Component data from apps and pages
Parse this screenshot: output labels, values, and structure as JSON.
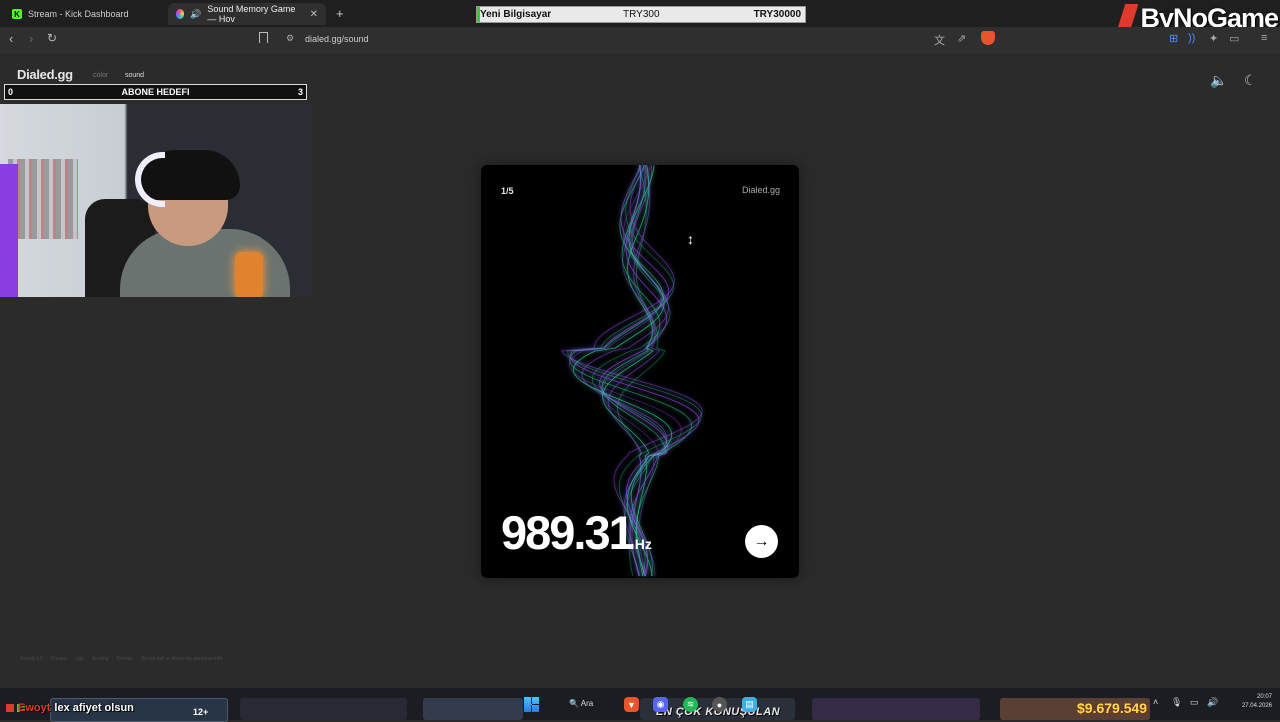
{
  "browser": {
    "tabs": [
      {
        "title": "Stream - Kick Dashboard",
        "favicon": "kick-logo"
      },
      {
        "title": "Sound Memory Game — Hov",
        "favicon": "dialed-logo",
        "active": true
      }
    ],
    "new_tab": "+",
    "url": "dialed.gg/sound"
  },
  "donation_bar": {
    "title": "Yeni Bilgisayar",
    "current": "TRY300",
    "goal": "TRY30000",
    "progress_fraction": 0.01
  },
  "watermark": {
    "text": "ByNoGame"
  },
  "site": {
    "logo": "Dialed.gg",
    "nav": {
      "color": "color",
      "sound": "sound"
    },
    "footer_links": [
      "Sound 1.0",
      "Privacy",
      "Lab",
      "Scoring",
      "Socials",
      "Do not sell or share my personal info"
    ]
  },
  "sub_goal": {
    "start": "0",
    "title": "ABONE HEDEFI",
    "end": "3"
  },
  "game": {
    "step": "1/5",
    "brand": "Dialed.gg",
    "frequency": "989.31",
    "unit": "Hz"
  },
  "taskbar": {
    "chat_user": "Ewoyt",
    "chat_message": "lex afiyet olsun",
    "badge": "12+",
    "search_label": "Ara",
    "overlay_text": "EN ÇOK KONUŞULAN",
    "money_text": "$9.679.549",
    "clock_time": "20:07",
    "clock_date": "27.04.2026"
  },
  "colors": {
    "accent_green": "#2ecc40",
    "kick_green": "#53fc18",
    "brand_red": "#e03a2c",
    "wave_teal": "#2fe3b0",
    "wave_purple": "#9b4dff"
  }
}
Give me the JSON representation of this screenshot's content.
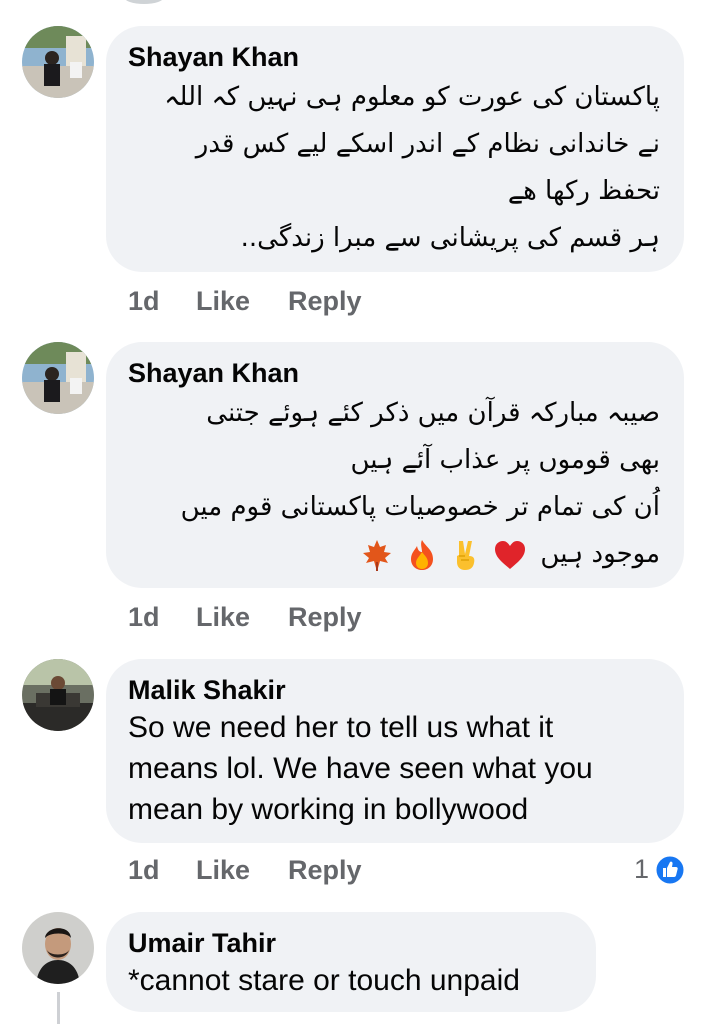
{
  "comments": [
    {
      "author": "Shayan Khan",
      "lines": [
        "پاکستان کی عورت کو معلوم ہی نہیں کہ اللہ",
        "نے خاندانی نظام کے اندر اسکے لیے کس قدر",
        "تحفظ رکھا ھے",
        "ہر قسم کی پریشانی سے مبرا زندگی.."
      ],
      "time": "1d",
      "like_label": "Like",
      "reply_label": "Reply"
    },
    {
      "author": "Shayan Khan",
      "lines": [
        "صیبہ مبارکہ قرآن میں ذکر کئے ہوئے جتنی",
        "بھی قوموں پر عذاب آئے ہیں",
        "اُن کی تمام تر خصوصیات پاکستانی قوم میں",
        "موجود ہیں"
      ],
      "emojis": [
        "heart-emoji",
        "victory-hand-emoji",
        "fire-emoji",
        "maple-leaf-emoji"
      ],
      "time": "1d",
      "like_label": "Like",
      "reply_label": "Reply"
    },
    {
      "author": "Malik Shakir",
      "lines": [
        "So we need her to tell us what it",
        "means lol. We have seen what you",
        "mean by working in bollywood"
      ],
      "time": "1d",
      "like_label": "Like",
      "reply_label": "Reply",
      "reaction_count": "1",
      "reaction_icon": "thumbs-up-icon"
    },
    {
      "author": "Umair Tahir",
      "lines": [
        "*cannot stare or touch unpaid"
      ]
    }
  ],
  "colors": {
    "bubble": "#f0f2f5",
    "meta_text": "#65676b",
    "like_blue": "#1877f2"
  }
}
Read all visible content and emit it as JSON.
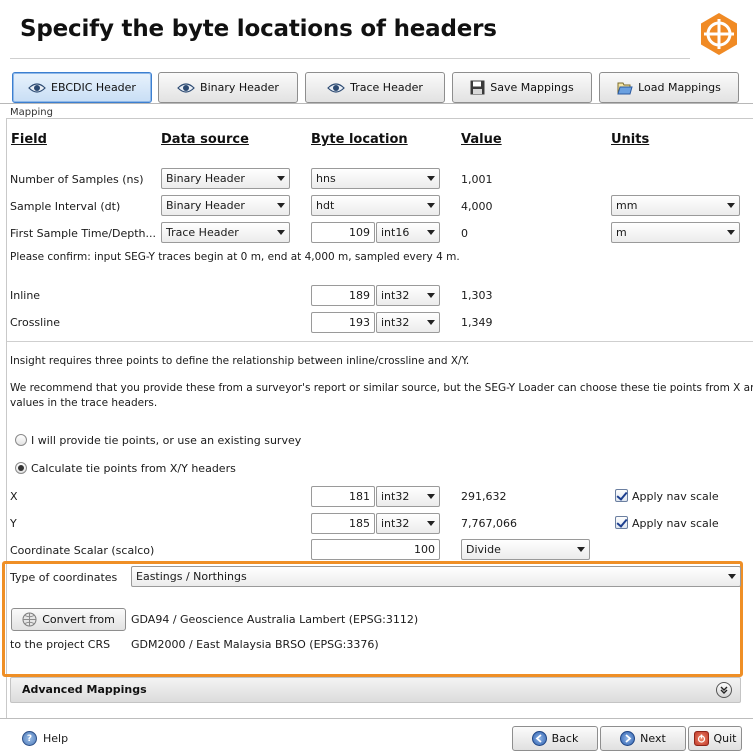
{
  "title": "Specify the byte locations of headers",
  "toolbar": {
    "ebcdic": "EBCDIC Header",
    "binary": "Binary Header",
    "trace": "Trace Header",
    "save": "Save Mappings",
    "load": "Load Mappings"
  },
  "panel_label": "Mapping",
  "columns": {
    "field": "Field",
    "source": "Data source",
    "byte": "Byte location",
    "value": "Value",
    "units": "Units"
  },
  "rows": {
    "ns": {
      "label": "Number of Samples (ns)",
      "source": "Binary Header",
      "byte": "hns",
      "value": "1,001"
    },
    "dt": {
      "label": "Sample Interval (dt)",
      "source": "Binary Header",
      "byte": "hdt",
      "value": "4,000",
      "unit": "mm"
    },
    "fst": {
      "label": "First Sample Time/Depth...",
      "source": "Trace Header",
      "byte": "109",
      "type": "int16",
      "value": "0",
      "unit": "m"
    },
    "confirm": "Please confirm: input SEG-Y traces begin at 0 m, end at 4,000 m, sampled every 4 m.",
    "inline": {
      "label": "Inline",
      "byte": "189",
      "type": "int32",
      "value": "1,303"
    },
    "crossline": {
      "label": "Crossline",
      "byte": "193",
      "type": "int32",
      "value": "1,349"
    }
  },
  "info": {
    "line1": "Insight requires three points to define the relationship between inline/crossline and X/Y.",
    "line2": "We recommend that you provide these from a surveyor's report or similar source, but the SEG-Y Loader can choose these tie points from X and Y",
    "line3": "values in the trace headers."
  },
  "options": {
    "provide": "I will provide tie points, or use an existing survey",
    "calculate": "Calculate tie points from X/Y headers"
  },
  "coords": {
    "x": {
      "label": "X",
      "byte": "181",
      "type": "int32",
      "value": "291,632",
      "apply": "Apply nav scale"
    },
    "y": {
      "label": "Y",
      "byte": "185",
      "type": "int32",
      "value": "7,767,066",
      "apply": "Apply nav scale"
    },
    "scalar": {
      "label": "Coordinate Scalar (scalco)",
      "value": "100",
      "mode": "Divide"
    }
  },
  "crs": {
    "type_label": "Type of coordinates",
    "type_value": "Eastings / Northings",
    "convert_button": "Convert from",
    "from": "GDA94 / Geoscience Australia Lambert (EPSG:3112)",
    "to_label": "to the project CRS",
    "to": "GDM2000 / East Malaysia BRSO (EPSG:3376)"
  },
  "advanced": "Advanced Mappings",
  "footer": {
    "help": "Help",
    "back": "Back",
    "next": "Next",
    "quit": "Quit"
  },
  "colors": {
    "highlight": "#ef8f26",
    "active_tab": "#3c7fd0",
    "logo": "#f08a24"
  }
}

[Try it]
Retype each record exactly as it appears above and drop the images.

[Solved problem]
Parse this screenshot: output labels, values, and structure as JSON.
{
  "browser": {
    "tabs": [
      {
        "title": "Stream - Kick Dashboard",
        "favicon": "kick-logo"
      },
      {
        "title": "Sound Memory Game — Hov",
        "favicon": "dialed-logo",
        "active": true
      }
    ],
    "new_tab": "+",
    "url": "dialed.gg/sound"
  },
  "donation_bar": {
    "title": "Yeni Bilgisayar",
    "current": "TRY300",
    "goal": "TRY30000",
    "progress_fraction": 0.01
  },
  "watermark": {
    "text": "ByNoGame"
  },
  "site": {
    "logo": "Dialed.gg",
    "nav": {
      "color": "color",
      "sound": "sound"
    },
    "footer_links": [
      "Sound 1.0",
      "Privacy",
      "Lab",
      "Scoring",
      "Socials",
      "Do not sell or share my personal info"
    ]
  },
  "sub_goal": {
    "start": "0",
    "title": "ABONE HEDEFI",
    "end": "3"
  },
  "game": {
    "step": "1/5",
    "brand": "Dialed.gg",
    "frequency": "989.31",
    "unit": "Hz"
  },
  "taskbar": {
    "chat_user": "Ewoyt",
    "chat_message": "lex afiyet olsun",
    "badge": "12+",
    "search_label": "Ara",
    "overlay_text": "EN ÇOK KONUŞULAN",
    "money_text": "$9.679.549",
    "clock_time": "20:07",
    "clock_date": "27.04.2026"
  },
  "colors": {
    "accent_green": "#2ecc40",
    "kick_green": "#53fc18",
    "brand_red": "#e03a2c",
    "wave_teal": "#2fe3b0",
    "wave_purple": "#9b4dff"
  }
}
Give me the JSON representation of this screenshot's content.
{
  "comments": [
    {
      "author": "Shayan Khan",
      "lines": [
        "پاکستان کی عورت کو معلوم ہی نہیں کہ اللہ",
        "نے خاندانی نظام کے اندر اسکے لیے کس قدر",
        "تحفظ رکھا ھے",
        "ہر قسم کی پریشانی سے مبرا زندگی.."
      ],
      "time": "1d",
      "like_label": "Like",
      "reply_label": "Reply"
    },
    {
      "author": "Shayan Khan",
      "lines": [
        "صیبہ مبارکہ قرآن میں ذکر کئے ہوئے جتنی",
        "بھی قوموں پر عذاب آئے ہیں",
        "اُن کی تمام تر خصوصیات پاکستانی قوم میں",
        "موجود ہیں"
      ],
      "emojis": [
        "heart-emoji",
        "victory-hand-emoji",
        "fire-emoji",
        "maple-leaf-emoji"
      ],
      "time": "1d",
      "like_label": "Like",
      "reply_label": "Reply"
    },
    {
      "author": "Malik Shakir",
      "lines": [
        "So we need her to tell us what it",
        "means lol. We have seen what you",
        "mean by working in bollywood"
      ],
      "time": "1d",
      "like_label": "Like",
      "reply_label": "Reply",
      "reaction_count": "1",
      "reaction_icon": "thumbs-up-icon"
    },
    {
      "author": "Umair Tahir",
      "lines": [
        "*cannot stare or touch unpaid"
      ]
    }
  ],
  "colors": {
    "bubble": "#f0f2f5",
    "meta_text": "#65676b",
    "like_blue": "#1877f2"
  }
}
Read all visible content and emit it as JSON.
{
  "title": "Specify the byte locations of headers",
  "toolbar": {
    "ebcdic": "EBCDIC Header",
    "binary": "Binary Header",
    "trace": "Trace Header",
    "save": "Save Mappings",
    "load": "Load Mappings"
  },
  "panel_label": "Mapping",
  "columns": {
    "field": "Field",
    "source": "Data source",
    "byte": "Byte location",
    "value": "Value",
    "units": "Units"
  },
  "rows": {
    "ns": {
      "label": "Number of Samples (ns)",
      "source": "Binary Header",
      "byte": "hns",
      "value": "1,001"
    },
    "dt": {
      "label": "Sample Interval (dt)",
      "source": "Binary Header",
      "byte": "hdt",
      "value": "4,000",
      "unit": "mm"
    },
    "fst": {
      "label": "First Sample Time/Depth...",
      "source": "Trace Header",
      "byte": "109",
      "type": "int16",
      "value": "0",
      "unit": "m"
    },
    "confirm": "Please confirm: input SEG-Y traces begin at 0 m, end at 4,000 m, sampled every 4 m.",
    "inline": {
      "label": "Inline",
      "byte": "189",
      "type": "int32",
      "value": "1,303"
    },
    "crossline": {
      "label": "Crossline",
      "byte": "193",
      "type": "int32",
      "value": "1,349"
    }
  },
  "info": {
    "line1": "Insight requires three points to define the relationship between inline/crossline and X/Y.",
    "line2": "We recommend that you provide these from a surveyor's report or similar source, but the SEG-Y Loader can choose these tie points from X and Y",
    "line3": "values in the trace headers."
  },
  "options": {
    "provide": "I will provide tie points, or use an existing survey",
    "calculate": "Calculate tie points from X/Y headers"
  },
  "coords": {
    "x": {
      "label": "X",
      "byte": "181",
      "type": "int32",
      "value": "291,632",
      "apply": "Apply nav scale"
    },
    "y": {
      "label": "Y",
      "byte": "185",
      "type": "int32",
      "value": "7,767,066",
      "apply": "Apply nav scale"
    },
    "scalar": {
      "label": "Coordinate Scalar (scalco)",
      "value": "100",
      "mode": "Divide"
    }
  },
  "crs": {
    "type_label": "Type of coordinates",
    "type_value": "Eastings / Northings",
    "convert_button": "Convert from",
    "from": "GDA94 / Geoscience Australia Lambert (EPSG:3112)",
    "to_label": "to the project CRS",
    "to": "GDM2000 / East Malaysia BRSO (EPSG:3376)"
  },
  "advanced": "Advanced Mappings",
  "footer": {
    "help": "Help",
    "back": "Back",
    "next": "Next",
    "quit": "Quit"
  },
  "colors": {
    "highlight": "#ef8f26",
    "active_tab": "#3c7fd0",
    "logo": "#f08a24"
  }
}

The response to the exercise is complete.